### Directions
Determine how many lines of the listing below hold the string "true", then state that number alone.

Material for this exercise START

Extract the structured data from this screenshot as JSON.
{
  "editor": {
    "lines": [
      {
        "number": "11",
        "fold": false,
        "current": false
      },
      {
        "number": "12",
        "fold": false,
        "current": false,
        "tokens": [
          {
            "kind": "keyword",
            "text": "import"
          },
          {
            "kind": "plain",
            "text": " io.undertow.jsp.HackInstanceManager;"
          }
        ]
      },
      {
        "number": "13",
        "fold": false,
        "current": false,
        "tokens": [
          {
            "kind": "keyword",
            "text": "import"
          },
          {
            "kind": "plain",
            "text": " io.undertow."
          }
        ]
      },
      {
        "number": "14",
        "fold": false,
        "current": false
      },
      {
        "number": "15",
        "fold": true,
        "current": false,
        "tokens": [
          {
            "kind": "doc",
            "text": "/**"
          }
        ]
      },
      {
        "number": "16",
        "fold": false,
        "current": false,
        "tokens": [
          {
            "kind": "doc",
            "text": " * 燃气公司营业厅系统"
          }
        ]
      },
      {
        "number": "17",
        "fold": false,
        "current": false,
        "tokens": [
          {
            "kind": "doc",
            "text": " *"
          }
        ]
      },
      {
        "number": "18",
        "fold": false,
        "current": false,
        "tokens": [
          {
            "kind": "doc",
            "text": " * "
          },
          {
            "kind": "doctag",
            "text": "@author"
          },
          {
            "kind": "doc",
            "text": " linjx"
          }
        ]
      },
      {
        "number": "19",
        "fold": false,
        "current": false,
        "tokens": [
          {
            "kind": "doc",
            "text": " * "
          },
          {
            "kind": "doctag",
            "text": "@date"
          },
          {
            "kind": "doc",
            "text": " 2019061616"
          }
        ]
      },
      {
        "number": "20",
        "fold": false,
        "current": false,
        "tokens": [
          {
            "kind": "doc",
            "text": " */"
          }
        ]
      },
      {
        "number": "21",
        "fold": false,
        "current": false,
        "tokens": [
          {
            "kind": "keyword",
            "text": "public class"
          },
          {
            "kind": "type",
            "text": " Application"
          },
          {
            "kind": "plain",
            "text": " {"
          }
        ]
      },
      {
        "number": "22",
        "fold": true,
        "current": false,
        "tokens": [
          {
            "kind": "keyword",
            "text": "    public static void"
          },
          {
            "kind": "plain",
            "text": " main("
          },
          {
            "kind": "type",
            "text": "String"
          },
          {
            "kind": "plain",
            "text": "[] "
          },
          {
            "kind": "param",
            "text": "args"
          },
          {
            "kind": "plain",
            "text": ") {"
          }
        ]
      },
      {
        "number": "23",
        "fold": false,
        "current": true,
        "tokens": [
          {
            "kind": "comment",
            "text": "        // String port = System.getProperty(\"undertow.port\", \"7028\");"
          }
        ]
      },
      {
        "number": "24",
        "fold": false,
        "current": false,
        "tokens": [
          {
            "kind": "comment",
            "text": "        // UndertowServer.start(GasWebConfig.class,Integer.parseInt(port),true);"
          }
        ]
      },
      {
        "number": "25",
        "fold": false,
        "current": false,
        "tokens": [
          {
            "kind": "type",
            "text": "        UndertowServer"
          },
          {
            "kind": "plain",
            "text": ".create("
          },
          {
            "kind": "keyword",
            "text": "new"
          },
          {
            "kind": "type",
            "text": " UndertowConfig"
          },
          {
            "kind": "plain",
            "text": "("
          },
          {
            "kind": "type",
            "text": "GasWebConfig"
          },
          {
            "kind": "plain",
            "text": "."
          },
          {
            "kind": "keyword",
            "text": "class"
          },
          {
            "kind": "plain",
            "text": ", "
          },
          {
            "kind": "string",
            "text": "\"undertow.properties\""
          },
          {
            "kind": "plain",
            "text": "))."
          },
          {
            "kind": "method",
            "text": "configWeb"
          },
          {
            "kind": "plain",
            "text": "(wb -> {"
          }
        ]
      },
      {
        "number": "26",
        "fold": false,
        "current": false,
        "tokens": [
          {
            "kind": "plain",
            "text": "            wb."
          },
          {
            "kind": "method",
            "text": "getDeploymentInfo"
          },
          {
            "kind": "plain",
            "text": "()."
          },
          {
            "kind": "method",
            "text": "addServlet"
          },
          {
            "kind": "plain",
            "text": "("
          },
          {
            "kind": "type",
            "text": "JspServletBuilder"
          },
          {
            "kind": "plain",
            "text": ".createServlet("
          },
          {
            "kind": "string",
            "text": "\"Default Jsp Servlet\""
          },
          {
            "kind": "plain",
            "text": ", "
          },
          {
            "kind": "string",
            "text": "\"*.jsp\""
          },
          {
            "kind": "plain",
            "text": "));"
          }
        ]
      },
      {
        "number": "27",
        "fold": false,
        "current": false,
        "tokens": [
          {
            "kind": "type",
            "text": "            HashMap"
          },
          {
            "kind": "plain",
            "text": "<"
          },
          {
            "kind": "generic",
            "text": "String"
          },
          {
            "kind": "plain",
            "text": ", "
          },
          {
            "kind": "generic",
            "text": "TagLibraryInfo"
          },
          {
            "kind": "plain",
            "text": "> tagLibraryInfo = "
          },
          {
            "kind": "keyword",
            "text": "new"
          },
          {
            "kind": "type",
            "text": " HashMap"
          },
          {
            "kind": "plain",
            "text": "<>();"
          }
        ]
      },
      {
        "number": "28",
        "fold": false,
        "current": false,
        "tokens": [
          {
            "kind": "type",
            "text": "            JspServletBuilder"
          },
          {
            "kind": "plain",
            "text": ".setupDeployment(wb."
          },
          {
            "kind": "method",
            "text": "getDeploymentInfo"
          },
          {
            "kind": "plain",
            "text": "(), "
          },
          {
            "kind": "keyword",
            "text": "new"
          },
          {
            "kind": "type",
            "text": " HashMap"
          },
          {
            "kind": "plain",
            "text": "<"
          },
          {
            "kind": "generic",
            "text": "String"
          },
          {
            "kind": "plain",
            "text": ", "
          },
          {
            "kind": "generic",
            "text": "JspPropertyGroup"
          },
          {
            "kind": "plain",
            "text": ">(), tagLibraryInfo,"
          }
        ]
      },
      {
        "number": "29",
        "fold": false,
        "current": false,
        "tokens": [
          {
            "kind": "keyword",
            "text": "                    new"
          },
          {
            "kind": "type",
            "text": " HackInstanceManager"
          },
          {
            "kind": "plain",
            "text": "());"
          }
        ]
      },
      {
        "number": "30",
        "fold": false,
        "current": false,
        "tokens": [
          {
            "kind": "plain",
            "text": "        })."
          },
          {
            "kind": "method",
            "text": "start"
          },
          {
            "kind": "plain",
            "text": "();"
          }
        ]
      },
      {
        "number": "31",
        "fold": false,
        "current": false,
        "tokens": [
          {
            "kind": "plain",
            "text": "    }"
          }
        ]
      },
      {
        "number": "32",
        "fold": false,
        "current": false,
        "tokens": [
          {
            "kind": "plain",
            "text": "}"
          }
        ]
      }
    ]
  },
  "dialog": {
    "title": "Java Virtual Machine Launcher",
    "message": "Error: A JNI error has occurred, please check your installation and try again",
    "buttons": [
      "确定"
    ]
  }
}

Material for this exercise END

### Problem solution
4